Early voting began on Monday, Oct. 22 and ended on Friday, Nov. 2 at the Houston County Courthouse Annex.
As soon as the votes are tallied, complete election results will be available Tuesday, Nov. 6 on the county's website at www.co.houston.tx.us.
Internet users can click on Election Returns to get the final numbers on each of the ballot items according to Houston County Internet Technology specialist Fred Newtz.
In addition, the Courier will have a link to the county election results on the newspapers website at www.HoustonCountyCourirer.com.
On Monday, Oct. 22 a total of 117 voters cast ballots. On Tuesday, Oct. 23 a total of 156 voters took advantage of early voting. The total for Wednesday, Oct. 24 amounted to 142 and on Thursday, Oct. 25 a total of 146 voters cast ballots.
The total for Friday, Oct. 26 was 164 and for Monday, Oct. 29 184 voters made their way to the polls. Tuesday, Oct. 30 saw 207 voters at the polls and on Wednesday, Oct. 31 a total of 175 voters cast ballots. On Thursday, Nov. 1 a total of 186 voters took advantage of early voting.
On Nov. 6, citizens who did not early vote can cast their ballot at their regular precinct voting location, 7 a.m.-7 p.m.
The Tuesday, Nov. 6 election, on a local level, a decision regarding the legalization of the sale of beer and wine for off-premise consumption only and the legalization of the sale of mixed beverages in restaurants by food and beverage certificate holders only.
The Tuesday, Nov. 6 election also includes, on a state level, 16 Constitutional Amendments including:
• Prop. 1: Transferring constitutional facilities funding for Angelo State University to the Texas Tech University System.
• Prop. 2: Authorizing general obligation bonds to finance student loans.
• Prop. 3: Annual 10 percent cap on increases in homestead taxable value.
• Prop. 4: General obligation bonds for state agency construction and repair projects.
• Prop. 5: Allowing a temporary property tax freeze for smaller city redevelopment.
• Prop. 6: Property tax exemption for a personal vehicle used for business activities.
• Prop. 7: Selling property acquired through eminent domain to former owner at original price.
• Prop. 8: Revisions to home equity loan provisions.
• Prop. 9: Exempting residence homesteads of totally disabled veterans from property taxation.
• Prop. 10: Deleting constitutional references to county office of inspector of hides and animals.

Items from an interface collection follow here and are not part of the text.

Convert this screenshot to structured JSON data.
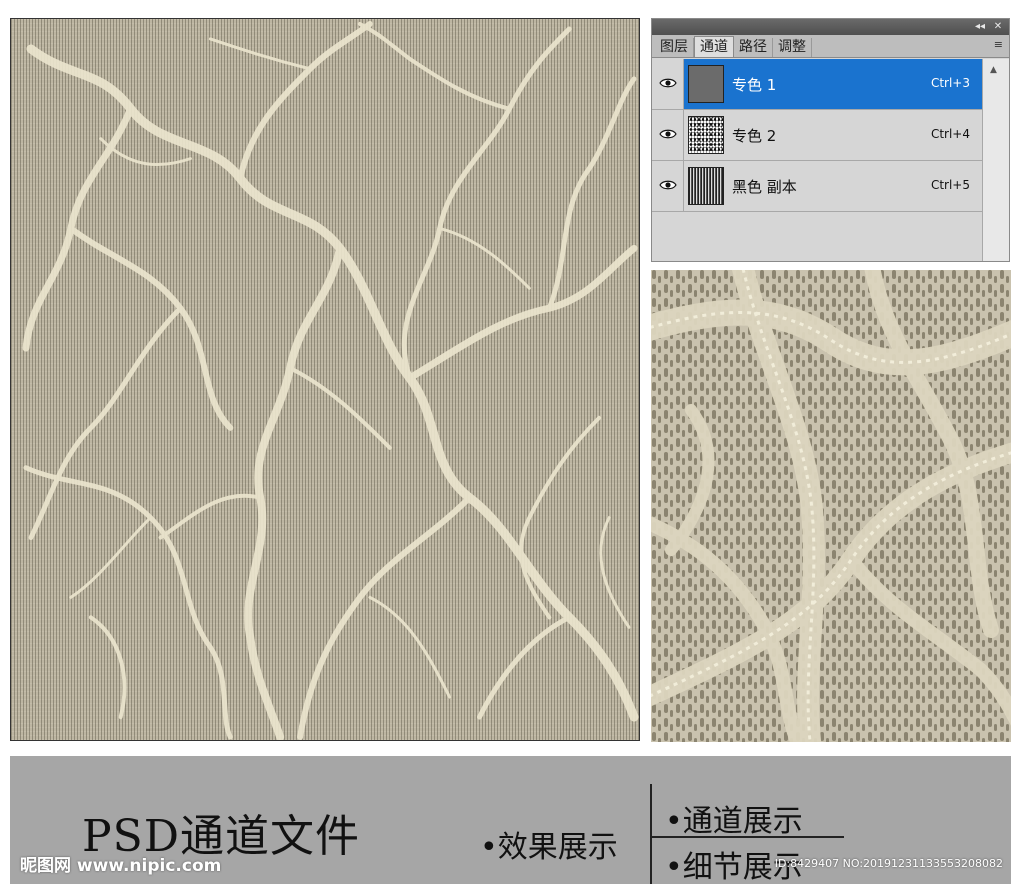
{
  "panel": {
    "tabs": [
      {
        "label": "图层"
      },
      {
        "label": "通道"
      },
      {
        "label": "路径"
      },
      {
        "label": "调整"
      }
    ],
    "title_controls": {
      "collapse": "◂◂",
      "close": "✕"
    },
    "menu_icon": "≡",
    "channels": [
      {
        "name": "专色 1",
        "shortcut": "Ctrl+3",
        "selected": true
      },
      {
        "name": "专色 2",
        "shortcut": "Ctrl+4",
        "selected": false
      },
      {
        "name": "黑色 副本",
        "shortcut": "Ctrl+5",
        "selected": false
      }
    ]
  },
  "bottom": {
    "title": "PSD通道文件",
    "effect_label": "•效果展示",
    "channel_label": "•通道展示",
    "detail_label": "•细节展示"
  },
  "watermark": {
    "site": "昵图网 www.nipic.com",
    "id": "ID:8429407 NO:20191231133553208082"
  },
  "colors": {
    "pattern_bg": "#bdb6a2",
    "branch": "#ece6cf",
    "selected_row": "#1a73cf",
    "bottom_bar": "#a6a6a6"
  }
}
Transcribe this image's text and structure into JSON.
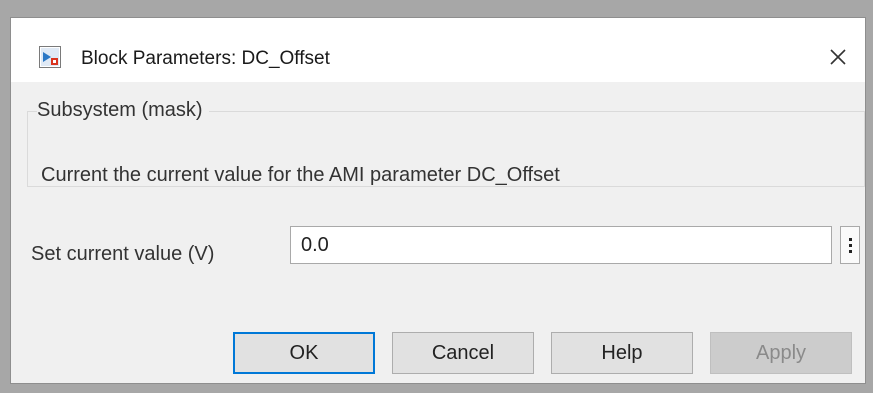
{
  "window": {
    "title": "Block Parameters: DC_Offset",
    "icon": "simulink-block-icon",
    "close_icon": "close-icon"
  },
  "group": {
    "title": "Subsystem (mask)",
    "description": "Current the current value for the AMI parameter DC_Offset"
  },
  "parameter": {
    "label": "Set current value (V)",
    "value": "0.0",
    "more_icon": "vertical-ellipsis-icon"
  },
  "buttons": {
    "ok": "OK",
    "cancel": "Cancel",
    "help": "Help",
    "apply": "Apply"
  },
  "colors": {
    "accent": "#0078d7",
    "dialog_bg": "#f0f0f0",
    "backdrop": "#a7a7a7"
  }
}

• Prop. 11: Requiring legislators to cast record votes on final passage.
• Prop. 12: Authorizing $5 billion in general obligation bonds for highway improvements.

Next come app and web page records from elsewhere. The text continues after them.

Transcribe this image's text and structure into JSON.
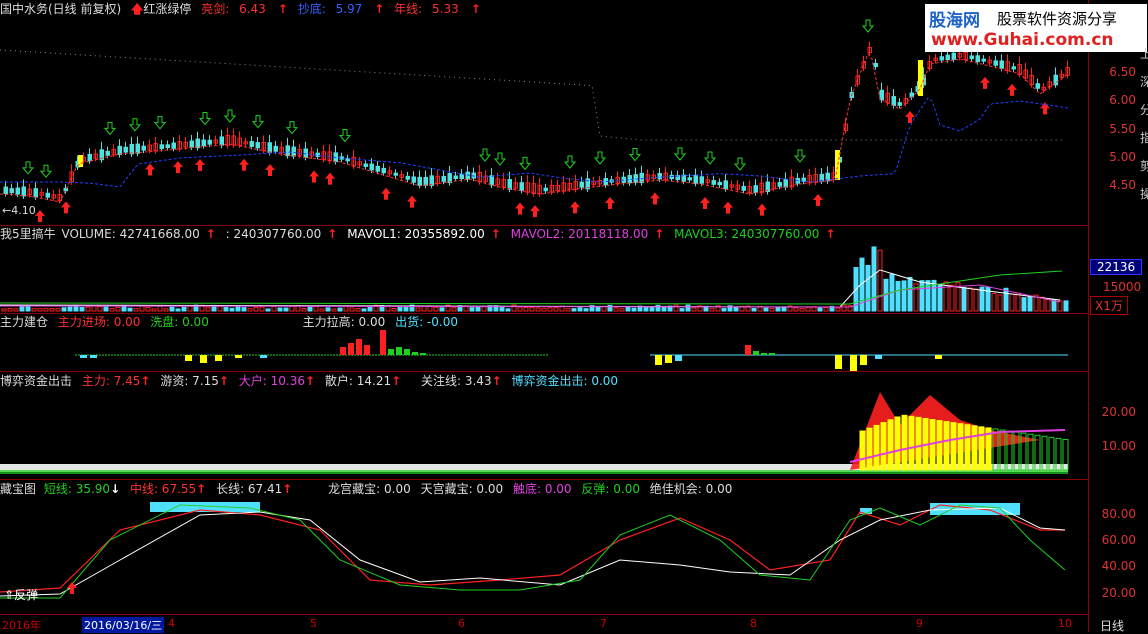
{
  "panel1": {
    "title": "国中水务(日线 前复权)",
    "signal": "红涨绿停",
    "liangjian_label": "亮剑:",
    "liangjian_value": "6.43",
    "chaodi_label": "抄底:",
    "chaodi_value": "5.97",
    "nianxian_label": "年线:",
    "nianxian_value": "5.33",
    "low_marker": "4.10",
    "axis": [
      "6.50",
      "6.00",
      "5.50",
      "5.00",
      "4.50"
    ]
  },
  "panel2": {
    "title": "我5里搞牛",
    "volume_label": "VOLUME: 42741668.00",
    "v2": ": 240307760.00",
    "mavol1": "MAVOL1: 20355892.00",
    "mavol2": "MAVOL2: 20118118.00",
    "mavol3": "MAVOL3: 240307760.00",
    "axis_hi": "22136",
    "axis_mid": "15000",
    "unit": "X1万"
  },
  "panel3": {
    "title": "主力建仓",
    "jinchang": "主力进场: 0.00",
    "xipan": "洗盘: 0.00",
    "lagao": "主力拉高: 0.00",
    "chuhuo": "出货: -0.00"
  },
  "panel4": {
    "title": "博弈资金出击",
    "zhuli": "主力: 7.45",
    "youzi": "游资: 7.15",
    "dahu": "大户: 10.36",
    "sanhu": "散户: 14.21",
    "guanzhu": "关注线: 3.43",
    "boyi": "博弈资金出击: 0.00",
    "axis": [
      "20.00",
      "10.00"
    ]
  },
  "panel5": {
    "title": "藏宝图",
    "duanxian": "短线: 35.90",
    "zhongxian": "中线: 67.55",
    "changxian": "长线: 67.41",
    "longgong": "龙宫藏宝: 0.00",
    "tiangong": "天宫藏宝: 0.00",
    "chudi": "触底: 0.00",
    "fantan": "反弹: 0.00",
    "jiajia": "绝佳机会: 0.00",
    "fantan_marker": "反弹",
    "axis": [
      "80.00",
      "60.00",
      "40.00",
      "20.00"
    ]
  },
  "xaxis": {
    "year": "2016年",
    "date": "2016/03/16/三",
    "months": [
      "4",
      "5",
      "6",
      "7",
      "8",
      "9",
      "10"
    ],
    "period": "日线"
  },
  "watermark": {
    "brand": "股海网",
    "slogan": "股票软件资源分享",
    "url": "www.Guhai.com.cn"
  },
  "right_edge": [
    "上",
    "深",
    "分",
    "指",
    "剪",
    "操"
  ],
  "colors": {
    "up": "#ff2020",
    "down": "#4fe0e0",
    "ma_red": "#ff3030",
    "ma_blue": "#2040ff",
    "yellow": "#ffff00",
    "green": "#20d020",
    "magenta": "#e040e0",
    "cyan": "#50e0ff",
    "white": "#ffffff"
  }
}
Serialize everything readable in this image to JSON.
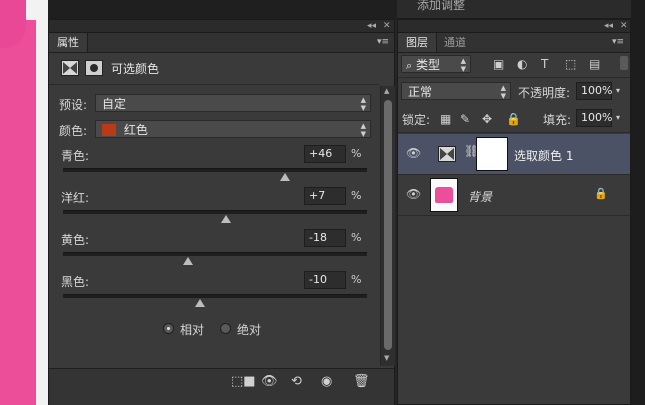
{
  "properties_panel": {
    "tab_label": "属性",
    "header_title": "可选颜色",
    "preset_label": "预设:",
    "preset_value": "自定",
    "colors_label": "颜色:",
    "colors_value": "红色",
    "colors_swatch": "#b83a16",
    "sliders": [
      {
        "label": "青色:",
        "value": "+46",
        "unit": "%",
        "fraction": 0.73
      },
      {
        "label": "洋红:",
        "value": "+7",
        "unit": "%",
        "fraction": 0.535
      },
      {
        "label": "黄色:",
        "value": "-18",
        "unit": "%",
        "fraction": 0.41
      },
      {
        "label": "黑色:",
        "value": "-10",
        "unit": "%",
        "fraction": 0.45
      }
    ],
    "method_relative": "相对",
    "method_absolute": "绝对",
    "method_selected": "relative"
  },
  "layers_panel": {
    "above_title": "添加调整",
    "tab_layers": "图层",
    "tab_channels": "通道",
    "filter_kind": "类型",
    "blend_mode": "正常",
    "opacity_label": "不透明度:",
    "opacity_value": "100%",
    "lock_label": "锁定:",
    "fill_label": "填充:",
    "fill_value": "100%",
    "layers": [
      {
        "name": "选取颜色 1",
        "selected": true
      },
      {
        "name": "背景",
        "selected": false
      }
    ]
  },
  "colors": {
    "panel_bg": "#3a3a3a",
    "selected_layer": "#4b5266",
    "shirt_pink": "#ec4e9a"
  }
}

• Prop. 13: Allowing judges to deny bail in certain cases involving family violence.
• Prop. 14: Permitting judges reaching mandatory retirement age to finish their terms.
• Prop. 15: Authorizing general obligation bonds to fund cancer research.
• Prop. 16 Bonds for water and sewer services to economically distressed areas.